In the “Allegory of the Cave”, we see an example of people seeing “through the glass dimly.” Plato describes a group of people in a cave since their childhood, chained so that they cannot move their heads. I could not picture this until I saw the illustration, but imagine a fire behind the people, casting shadows on the wall in front of them. There is also a walkway and animals, people and things are carried along between the fire and the wall in front of the prisoners.
All these people know of the world are the shadows on the wall in front of them. In fact, they may not even know that there is a world outside of those shadows. All they can see – all they can know – are the flickering shadows on the wall in front of them.

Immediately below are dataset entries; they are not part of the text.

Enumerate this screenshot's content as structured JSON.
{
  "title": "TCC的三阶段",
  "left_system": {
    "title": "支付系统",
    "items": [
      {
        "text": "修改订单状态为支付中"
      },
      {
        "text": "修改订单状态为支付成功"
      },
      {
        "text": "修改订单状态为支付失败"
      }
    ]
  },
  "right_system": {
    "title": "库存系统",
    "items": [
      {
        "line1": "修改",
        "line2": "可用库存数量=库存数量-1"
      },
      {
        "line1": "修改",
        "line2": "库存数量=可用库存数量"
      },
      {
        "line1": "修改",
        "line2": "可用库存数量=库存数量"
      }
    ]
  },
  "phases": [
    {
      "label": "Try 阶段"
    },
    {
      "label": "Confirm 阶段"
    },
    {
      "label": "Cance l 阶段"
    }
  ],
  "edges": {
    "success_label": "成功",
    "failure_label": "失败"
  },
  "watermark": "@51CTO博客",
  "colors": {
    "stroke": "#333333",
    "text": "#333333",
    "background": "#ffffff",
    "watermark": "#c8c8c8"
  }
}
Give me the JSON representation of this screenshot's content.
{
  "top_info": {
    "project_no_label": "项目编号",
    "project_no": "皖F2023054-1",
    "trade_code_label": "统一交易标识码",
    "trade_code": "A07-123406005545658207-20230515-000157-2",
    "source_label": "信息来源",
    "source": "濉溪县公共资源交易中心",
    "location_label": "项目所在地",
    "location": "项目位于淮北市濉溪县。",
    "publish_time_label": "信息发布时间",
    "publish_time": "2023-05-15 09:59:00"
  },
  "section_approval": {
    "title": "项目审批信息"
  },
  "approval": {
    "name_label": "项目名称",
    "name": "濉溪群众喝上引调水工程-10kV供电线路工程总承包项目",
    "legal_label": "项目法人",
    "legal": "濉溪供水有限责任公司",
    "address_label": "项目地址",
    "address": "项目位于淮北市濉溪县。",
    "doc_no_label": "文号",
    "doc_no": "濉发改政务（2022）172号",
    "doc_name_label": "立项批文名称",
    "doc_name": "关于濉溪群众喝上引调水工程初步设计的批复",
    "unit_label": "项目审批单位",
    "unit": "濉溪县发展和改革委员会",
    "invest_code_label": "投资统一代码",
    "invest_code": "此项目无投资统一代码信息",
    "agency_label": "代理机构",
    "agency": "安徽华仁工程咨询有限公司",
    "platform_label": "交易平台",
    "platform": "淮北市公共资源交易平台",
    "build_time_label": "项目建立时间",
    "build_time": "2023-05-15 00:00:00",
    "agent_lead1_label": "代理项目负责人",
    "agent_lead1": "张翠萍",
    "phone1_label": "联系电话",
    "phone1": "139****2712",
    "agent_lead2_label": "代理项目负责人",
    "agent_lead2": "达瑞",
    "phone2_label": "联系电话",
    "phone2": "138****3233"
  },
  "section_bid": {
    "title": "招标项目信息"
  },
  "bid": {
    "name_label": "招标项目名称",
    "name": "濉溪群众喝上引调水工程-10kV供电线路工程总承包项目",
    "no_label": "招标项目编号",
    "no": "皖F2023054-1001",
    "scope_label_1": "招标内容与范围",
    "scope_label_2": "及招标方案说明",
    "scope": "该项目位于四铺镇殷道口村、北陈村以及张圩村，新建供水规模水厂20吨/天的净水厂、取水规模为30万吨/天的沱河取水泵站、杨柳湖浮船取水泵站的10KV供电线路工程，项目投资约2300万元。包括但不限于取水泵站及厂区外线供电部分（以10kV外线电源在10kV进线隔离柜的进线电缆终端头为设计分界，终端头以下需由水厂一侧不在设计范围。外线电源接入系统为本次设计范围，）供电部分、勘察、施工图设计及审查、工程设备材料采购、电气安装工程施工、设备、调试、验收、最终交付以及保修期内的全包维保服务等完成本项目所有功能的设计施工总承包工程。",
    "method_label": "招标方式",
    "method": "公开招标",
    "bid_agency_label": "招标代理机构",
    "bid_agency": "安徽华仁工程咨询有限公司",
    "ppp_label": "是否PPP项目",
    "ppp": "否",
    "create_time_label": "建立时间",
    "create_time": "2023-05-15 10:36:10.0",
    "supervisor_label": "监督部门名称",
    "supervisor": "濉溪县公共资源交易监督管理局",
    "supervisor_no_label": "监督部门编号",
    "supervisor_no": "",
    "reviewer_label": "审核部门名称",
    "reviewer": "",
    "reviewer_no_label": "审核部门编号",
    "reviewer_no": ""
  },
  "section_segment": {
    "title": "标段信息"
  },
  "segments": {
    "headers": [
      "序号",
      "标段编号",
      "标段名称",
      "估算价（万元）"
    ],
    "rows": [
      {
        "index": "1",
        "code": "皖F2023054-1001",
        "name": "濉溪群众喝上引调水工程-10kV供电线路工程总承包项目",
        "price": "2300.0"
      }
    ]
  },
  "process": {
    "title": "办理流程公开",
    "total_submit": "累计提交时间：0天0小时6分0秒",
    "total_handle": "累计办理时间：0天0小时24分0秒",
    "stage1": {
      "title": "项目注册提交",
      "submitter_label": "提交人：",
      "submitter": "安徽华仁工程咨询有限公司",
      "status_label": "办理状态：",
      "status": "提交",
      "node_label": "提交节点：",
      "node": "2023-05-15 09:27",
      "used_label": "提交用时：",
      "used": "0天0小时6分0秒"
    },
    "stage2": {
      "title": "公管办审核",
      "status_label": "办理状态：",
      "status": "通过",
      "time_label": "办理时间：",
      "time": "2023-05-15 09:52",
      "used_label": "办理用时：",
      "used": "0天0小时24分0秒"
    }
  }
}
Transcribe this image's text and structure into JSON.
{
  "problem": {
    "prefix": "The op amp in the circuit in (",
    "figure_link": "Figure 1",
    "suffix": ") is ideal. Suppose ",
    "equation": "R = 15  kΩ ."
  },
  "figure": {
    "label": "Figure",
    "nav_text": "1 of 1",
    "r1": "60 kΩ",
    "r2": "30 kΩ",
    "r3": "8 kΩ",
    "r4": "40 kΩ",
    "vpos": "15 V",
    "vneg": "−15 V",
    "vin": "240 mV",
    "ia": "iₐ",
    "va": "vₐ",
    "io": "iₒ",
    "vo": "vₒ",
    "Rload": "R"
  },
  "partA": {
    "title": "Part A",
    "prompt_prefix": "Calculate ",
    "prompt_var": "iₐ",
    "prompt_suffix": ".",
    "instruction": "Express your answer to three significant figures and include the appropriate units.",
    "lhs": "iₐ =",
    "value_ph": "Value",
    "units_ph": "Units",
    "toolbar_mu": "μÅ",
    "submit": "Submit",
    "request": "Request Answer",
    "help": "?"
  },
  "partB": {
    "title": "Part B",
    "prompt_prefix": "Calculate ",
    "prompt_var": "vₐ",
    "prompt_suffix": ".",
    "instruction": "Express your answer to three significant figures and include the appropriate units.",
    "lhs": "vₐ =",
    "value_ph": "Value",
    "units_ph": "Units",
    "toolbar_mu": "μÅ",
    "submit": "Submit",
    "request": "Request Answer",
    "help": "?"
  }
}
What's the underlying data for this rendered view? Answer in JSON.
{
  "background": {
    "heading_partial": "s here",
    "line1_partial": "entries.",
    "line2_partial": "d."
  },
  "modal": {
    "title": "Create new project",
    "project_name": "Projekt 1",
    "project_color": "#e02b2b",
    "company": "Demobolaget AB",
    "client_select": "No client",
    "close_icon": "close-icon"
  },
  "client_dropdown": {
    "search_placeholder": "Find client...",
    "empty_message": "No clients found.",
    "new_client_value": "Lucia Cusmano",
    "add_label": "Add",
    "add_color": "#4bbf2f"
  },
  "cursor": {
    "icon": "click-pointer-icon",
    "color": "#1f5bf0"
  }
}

Imagine that one of these prisoners is set free. He stands up and turns around, seeing the fire for the first time. This is the first time he sees the direct flame and he is blinded. At first, before his eyes grow accustomed to the light, the objects that cast the shadows seem unreal – less real than the shadows. He rebels – this is not what he is used to!